This almost brings us up to current day.

I get a little more sleep these days Reilly takes melatonin to fall asleep (Melatonin is a hormone made by the pineal gland, a small gland in the brain. Melatonin helps control your sleep and wake cycles). I put this off for a long time thinking I was failing him, this was probably mistake number one.  You cannot function without sleep it is no good for you or your family.  It doesn’t always do the trick and he does sometimes get up at 3am but sometimes on magical nights I can get a whole 7 hours!

Reilly has been to nursery, mainstream school and is now settling into a special needs school.  I still haven’t heard him say Mam but i’m hopeful (2023 and he calls me Nan).

There are lots of stories to be told about our adventures and i’ll skip back to important milestones such as diagnosis and school in more detail so i’ll leave my introduction here.

I am not an expert in autism, we get by and are learning all the time but I do know how bittersweet it is to raise an autistic child like Reilly.    Sometimes it hilarious sometimes its soul destroying but one thing for sure is he is loved, we have his back and will do everything we can to make him happy.




13 thoughts on “Autism & us

  1. I have got a son with dislexia , nothing compared your situation , but in some way I can perfectly grasp what you lived…what you have been living for long years……closeness to you and your family from Pisa-Italy…

    Liked by 1 person

  2. A very moving blog that’s touched myself and my partner Cheryl which we too have a child with autism spectrum disorder, Liam our son is now 16 years old, he is a very intelligent young man but with very special needs. We are always challenged as a family going places and doing the so called family life but like all parents find the best in our beautiful son, even tho sometimes he can be a GIT!!

    Liked by 1 person

  3. So heartwarming and honest. Your family unity is something special!!! I’m so privileged to know your family and to have met Reilly, he’s one extremely handsome young man and I hope I can continue to see him develop and grow. I wish you all the very best and will do anything I can to support your family xxxxx Marie – Belfast

    Liked by 1 person

  4. I know I don’t count as I’m not a mother and never wanted to be.
    But my heart goes out to you and your family.
    I hope that you both hear him say mam and dad one day.
    You are amazing parents x

    Liked by 1 person

  5. Going through the same, my daughter is 3 and has autism, she is non verbal, currently only going to nursery for 1 hour a day as they don’t have the staff to look after a child with special needs and as its a small class in a village it is challenging to get things done.
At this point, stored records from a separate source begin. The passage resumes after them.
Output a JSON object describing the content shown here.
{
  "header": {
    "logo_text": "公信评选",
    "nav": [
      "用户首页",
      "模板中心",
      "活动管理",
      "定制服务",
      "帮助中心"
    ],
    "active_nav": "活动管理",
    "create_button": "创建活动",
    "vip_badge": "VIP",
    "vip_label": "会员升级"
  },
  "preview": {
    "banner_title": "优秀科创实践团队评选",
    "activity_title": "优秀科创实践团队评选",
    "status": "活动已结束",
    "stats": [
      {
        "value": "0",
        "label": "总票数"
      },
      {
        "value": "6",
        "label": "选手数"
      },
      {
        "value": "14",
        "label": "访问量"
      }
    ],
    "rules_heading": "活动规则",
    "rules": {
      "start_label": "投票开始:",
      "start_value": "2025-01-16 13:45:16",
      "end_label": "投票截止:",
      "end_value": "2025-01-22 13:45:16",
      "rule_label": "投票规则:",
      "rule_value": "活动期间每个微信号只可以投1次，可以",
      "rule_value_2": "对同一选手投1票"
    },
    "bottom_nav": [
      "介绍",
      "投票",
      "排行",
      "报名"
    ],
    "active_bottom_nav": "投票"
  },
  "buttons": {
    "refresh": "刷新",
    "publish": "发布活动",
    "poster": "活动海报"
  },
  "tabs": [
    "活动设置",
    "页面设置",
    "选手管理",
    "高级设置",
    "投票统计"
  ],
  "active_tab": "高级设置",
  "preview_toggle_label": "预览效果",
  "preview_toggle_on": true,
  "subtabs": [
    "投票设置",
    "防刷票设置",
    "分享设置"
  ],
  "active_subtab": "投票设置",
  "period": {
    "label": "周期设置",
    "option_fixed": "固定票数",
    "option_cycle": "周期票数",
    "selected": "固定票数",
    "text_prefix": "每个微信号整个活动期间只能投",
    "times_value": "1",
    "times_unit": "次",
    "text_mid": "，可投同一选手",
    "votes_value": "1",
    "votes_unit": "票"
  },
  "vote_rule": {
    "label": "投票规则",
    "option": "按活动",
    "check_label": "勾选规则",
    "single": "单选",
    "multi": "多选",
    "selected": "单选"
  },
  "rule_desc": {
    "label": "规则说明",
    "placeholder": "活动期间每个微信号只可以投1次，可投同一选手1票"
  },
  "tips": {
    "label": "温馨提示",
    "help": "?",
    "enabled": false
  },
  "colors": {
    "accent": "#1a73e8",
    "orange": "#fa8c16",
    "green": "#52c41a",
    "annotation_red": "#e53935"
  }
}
Lovely to hear someone in the same boat look forward to future blogs


Leave a Reply

Please log in using one of these methods to post your comment: Logo

You are commenting using your account. Log Out /  Change )

Twitter picture

You are commenting using your Twitter account. Log Out /  Change )

Facebook photo

You are commenting using your Facebook account. Log Out /  Change )

Connecting to %s

%d bloggers like this: